The black fox's joy at discovering a fellow truth-teller in the Witch was infectious. "Fantastic!" it squealed, twirling in a flurry of black fur. "A Witch who speaks honestly? Rare as snow in summer!"

"Don't push your luck, little fox," the Witch warned, a playful glint in her eyes despite her menacing tone. "Turning you to stone would be child's play."

The fox remained undeterred, meeting her gaze with its own mischievous grin. "Can you now? Surely with so many witches crossing your path, you'd have honed your truth-detecting skills by now. But fear not, I wouldn't lie. After all, how many black foxes have you encountered in your travels?"

A flicker of surprise lit the Witch's face. The fox had a point. Her intuition rarely failed, yet this creature's confidence was intriguing.

"And yet, here I sit," the fox added, settling comfortably on the makeshift chariot.

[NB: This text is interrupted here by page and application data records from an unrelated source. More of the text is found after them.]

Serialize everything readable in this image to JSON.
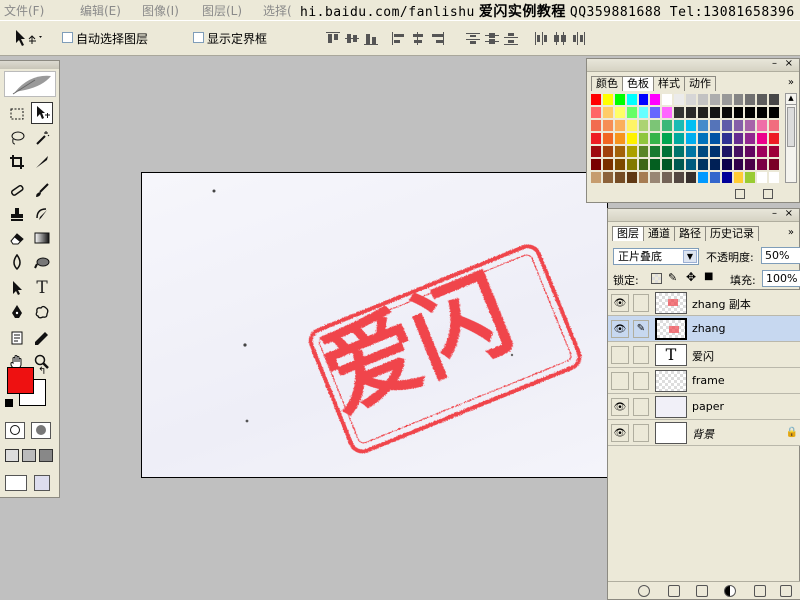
{
  "menubar": {
    "items": [
      {
        "label": "文件(F)"
      },
      {
        "label": "编辑(E)"
      },
      {
        "label": "图像(I)"
      },
      {
        "label": "图层(L)"
      },
      {
        "label": "选择("
      }
    ],
    "banner_url": "hi.baidu.com/fanlishu",
    "banner_title": "爱闪实例教程",
    "banner_qq": "QQ359881688 Tel:13081658396"
  },
  "options": {
    "auto_select_label": "自动选择图层",
    "show_bounds_label": "显示定界框"
  },
  "swatches_panel": {
    "tabs": [
      "颜色",
      "色板",
      "样式",
      "动作"
    ],
    "active_tab": "色板",
    "colors": [
      "#ff0000",
      "#ffff00",
      "#00ff00",
      "#00ffff",
      "#0000ff",
      "#ff00ff",
      "#ffffff",
      "#ebebeb",
      "#d6d6d6",
      "#c2c2c2",
      "#adadad",
      "#999999",
      "#858585",
      "#707070",
      "#5c5c5c",
      "#474747",
      "#ff6666",
      "#ffcc66",
      "#ffff66",
      "#66ff66",
      "#66ffff",
      "#6666ff",
      "#ff66ff",
      "#333333",
      "#292929",
      "#1f1f1f",
      "#141414",
      "#0a0a0a",
      "#000000",
      "#000000",
      "#000000",
      "#000000",
      "#f26c4f",
      "#f68e55",
      "#fbaf5c",
      "#fff467",
      "#acd372",
      "#7cc576",
      "#3bb878",
      "#1abbb4",
      "#00bff3",
      "#438ccb",
      "#5574b9",
      "#605ca8",
      "#855fa8",
      "#a763a9",
      "#ef6ea8",
      "#f16d7e",
      "#ee1d24",
      "#f16522",
      "#f7941d",
      "#fff200",
      "#8fc63d",
      "#37b44a",
      "#00a650",
      "#00a99e",
      "#00aeef",
      "#0072bc",
      "#0054a5",
      "#2f3192",
      "#652c91",
      "#91278f",
      "#ec008c",
      "#ed1c24",
      "#9e0b0f",
      "#a0410d",
      "#a3620a",
      "#aba000",
      "#598527",
      "#197b30",
      "#007236",
      "#00746b",
      "#0076a4",
      "#004a80",
      "#003370",
      "#1d1363",
      "#450e61",
      "#62055f",
      "#9e005c",
      "#9d0039",
      "#790000",
      "#7b3000",
      "#7c4900",
      "#827a00",
      "#3e6617",
      "#045f20",
      "#005824",
      "#005951",
      "#005b7e",
      "#003562",
      "#002056",
      "#0c004b",
      "#30004a",
      "#4b0048",
      "#7a0045",
      "#7a0026",
      "#c69c6e",
      "#8c6239",
      "#754c24",
      "#603813",
      "#a67c52",
      "#998675",
      "#736357",
      "#534741",
      "#362f2d",
      "#0099ff",
      "#3366cc",
      "#000099",
      "#ffcc33",
      "#99cc33",
      "#ffffff",
      "#ffffff"
    ]
  },
  "layers_panel": {
    "tabs": [
      "图层",
      "通道",
      "路径",
      "历史记录"
    ],
    "blend_mode": "正片叠底",
    "opacity_label": "不透明度:",
    "opacity_value": "50%",
    "lock_label": "锁定:",
    "fill_label": "填充:",
    "fill_value": "100%",
    "layers": [
      {
        "name": "zhang 副本",
        "visible": true,
        "selected": false,
        "type": "image"
      },
      {
        "name": "zhang",
        "visible": true,
        "selected": true,
        "type": "image"
      },
      {
        "name": "爱闪",
        "visible": false,
        "selected": false,
        "type": "text"
      },
      {
        "name": "frame",
        "visible": false,
        "selected": false,
        "type": "image"
      },
      {
        "name": "paper",
        "visible": true,
        "selected": false,
        "type": "image"
      },
      {
        "name": "背景",
        "visible": true,
        "selected": false,
        "type": "background"
      }
    ]
  },
  "canvas": {
    "stamp_text": "爱闪",
    "stamp_color": "#f0444c"
  },
  "tools_colors": {
    "foreground": "#ee1111",
    "background": "#ffffff"
  }
}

A comfortable silence settled between them, an unspoken truce forming. Curiosity sparked a question from the Witch. "What brings you to these mountains, fox?"

"The waterfall," the fox replied, its voice filled with excitement. "Hidden beneath it lies a pool, formed from the gentlest, purest drops. They call it the Mirror of Truth."

The Witch raised an eyebrow. "Ambitious for a fox," she noted, a hint of amusement in her voice.

"Indeed," the black fox chuckled. "For it is said that one who drinks from the pool sees their truest self reflected."

The Witch glanced back at the growing procession following them. For the first time, she wasn't met with fear or scorn. This strange journey, prompted by her impatience, had unexpectedly brought companionship, even understanding. A peculiar warmth bloomed in her chest.

"And what truth do you seek, little fox?" she asked, her curiosity piqued.

"They say," the fox's voice dropped to a whisper, "one sees not only their true self, but their true destiny."

The Witch's laughter echoed through the mountain air, a stark contrast to the serene beauty of the waterfall cascading nearby. "Are you sure you want to drink it, little fox? That Mirror of Truth can be a harsh mistress, revealing secrets you might not be ready for."

"Absolutely!" the black fox declared, its confidence unwavering. "Only good fortune awaits me, I can feel it!"

Just then, a flash of white caught their attention as a dove soared overhead, carrying a message tied to its leg. It came from the other side of the mountains, from the carriage of the Queen of Swords herself. With a graceful swoop, the dove followed the aqueduct towards the City of Stars.

A sly smile crept across the Witch's face as she watched the dove disappear into the distance. "Now that," she murmured to herself, "is not a bad idea at all..."